Jump to ContentJump to Main Navigation
Seeing the FutureTheoretical Perspectives on Future-Oriented Mental Time Travel$
Users without a subscription are not able to see the full content.

Kourken Michaelian, Stanley B. Klein, and Karl K. Szpunar

Print publication date: 2016

Print ISBN-13: 9780190241537

Published to Oxford Scholarship Online: June 2016

DOI: 10.1093/acprof:oso/9780190241537.001.0001

Show Summary Details
Page of

PRINTED FROM OXFORD SCHOLARSHIP ONLINE (www.oxfordscholarship.com). (c) Copyright Oxford University Press, 2018. All Rights Reserved. Under the terms of the licence agreement, an individual user may print out a PDF of a single chapter of a monograph in OSO for personal use (for details see www.oxfordscholarship.com/page/privacy-policy).date: 23 September 2018

Against Discontinuism

Against Discontinuism

Mental Time Travel and Our Knowledge of Past and Future Events

Chapter:
(p.62) 4 Against Discontinuism
Source:
Seeing the Future
Author(s):

Kourken Michaelian

Publisher:
Oxford University Press
DOI:10.1093/acprof:oso/9780190241537.003.0004

Continuists maintain that, aside from their distinct temporal orientations, episodic memory and future-oriented mental time travel (FMTT) are qualitatively continuous. Discontinuists deny this, arguing that, in addition to their distinct temporal orientations, there are qualitative metaphysical or epistemological differences between episodic memory and FMTT. This chapter defends continuism by responding both to arguments for metaphysical discontinuism, based on alleged discontinuities between episodic memory and FMTT at the causal, intentional, and phenomenological levels, and to arguments for epistemological discontinuism, based on alleged discontinuities with respect to the epistemic openness of the past and future, the directness or indirectness of the knowledge of past and future, and immunity to error through misidentification. The chapter concludes by sketching a positive argument for continuism.

Keywords:   episodic memory, future-oriented mental time travel, causal theory, misidentification, discontinuism

Oxford Scholarship Online requires a subscription or purchase to access the full text of books within the service. Public users can however freely search the site and view the abstracts and keywords for each book and chapter.

Please, subscribe or login to access full text content.

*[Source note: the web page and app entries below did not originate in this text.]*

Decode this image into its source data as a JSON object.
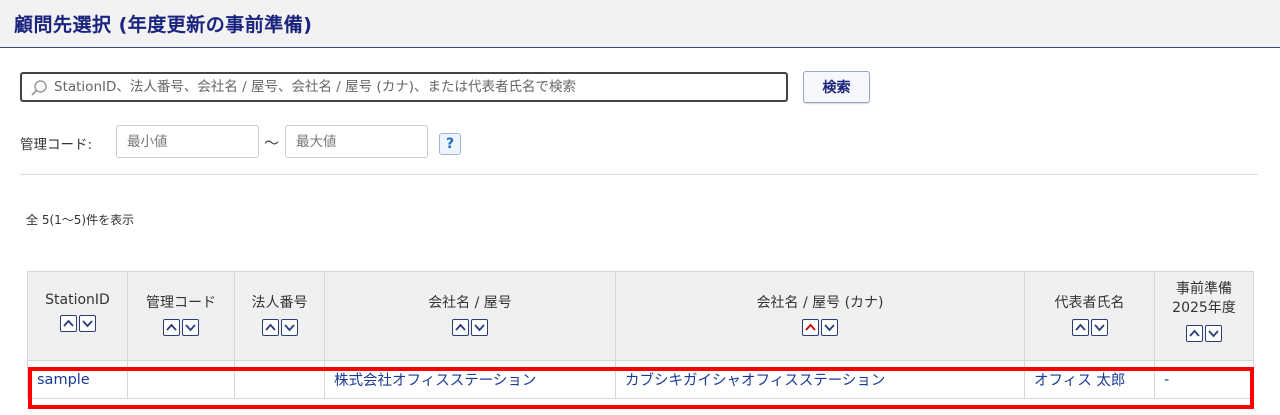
{
  "header": {
    "title": "顧問先選択 (年度更新の事前準備)"
  },
  "search": {
    "placeholder": "StationID、法人番号、会社名 / 屋号、会社名 / 屋号 (カナ)、または代表者氏名で検索",
    "button_label": "検索"
  },
  "filters": {
    "code_label": "管理コード:",
    "min_placeholder": "最小値",
    "max_placeholder": "最大値",
    "range_separator": "〜",
    "help_label": "?"
  },
  "results": {
    "summary": "全 5(1〜5)件を表示",
    "columns": [
      {
        "label": "StationID"
      },
      {
        "label": "管理コード"
      },
      {
        "label": "法人番号"
      },
      {
        "label": "会社名 / 屋号"
      },
      {
        "label": "会社名 / 屋号 (カナ)"
      },
      {
        "label": "代表者氏名"
      },
      {
        "label_line1": "事前準備",
        "label_line2": "2025年度"
      }
    ],
    "rows": [
      {
        "station_id": "sample",
        "management_code": "",
        "corporate_number": "",
        "company_name": "株式会社オフィスステーション",
        "company_name_kana": "カブシキガイシャオフィスステーション",
        "representative": "オフィス 太郎",
        "prep_2025": "-"
      }
    ]
  },
  "colors": {
    "title": "#1a237e",
    "link": "#1a3a9a",
    "highlight": "#ff0000",
    "active_sort": "#d00000"
  }
}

If you think you should have access to this title, please contact your librarian.

To troubleshoot, please check our FAQs , and if you can't find the answer there, please contact us .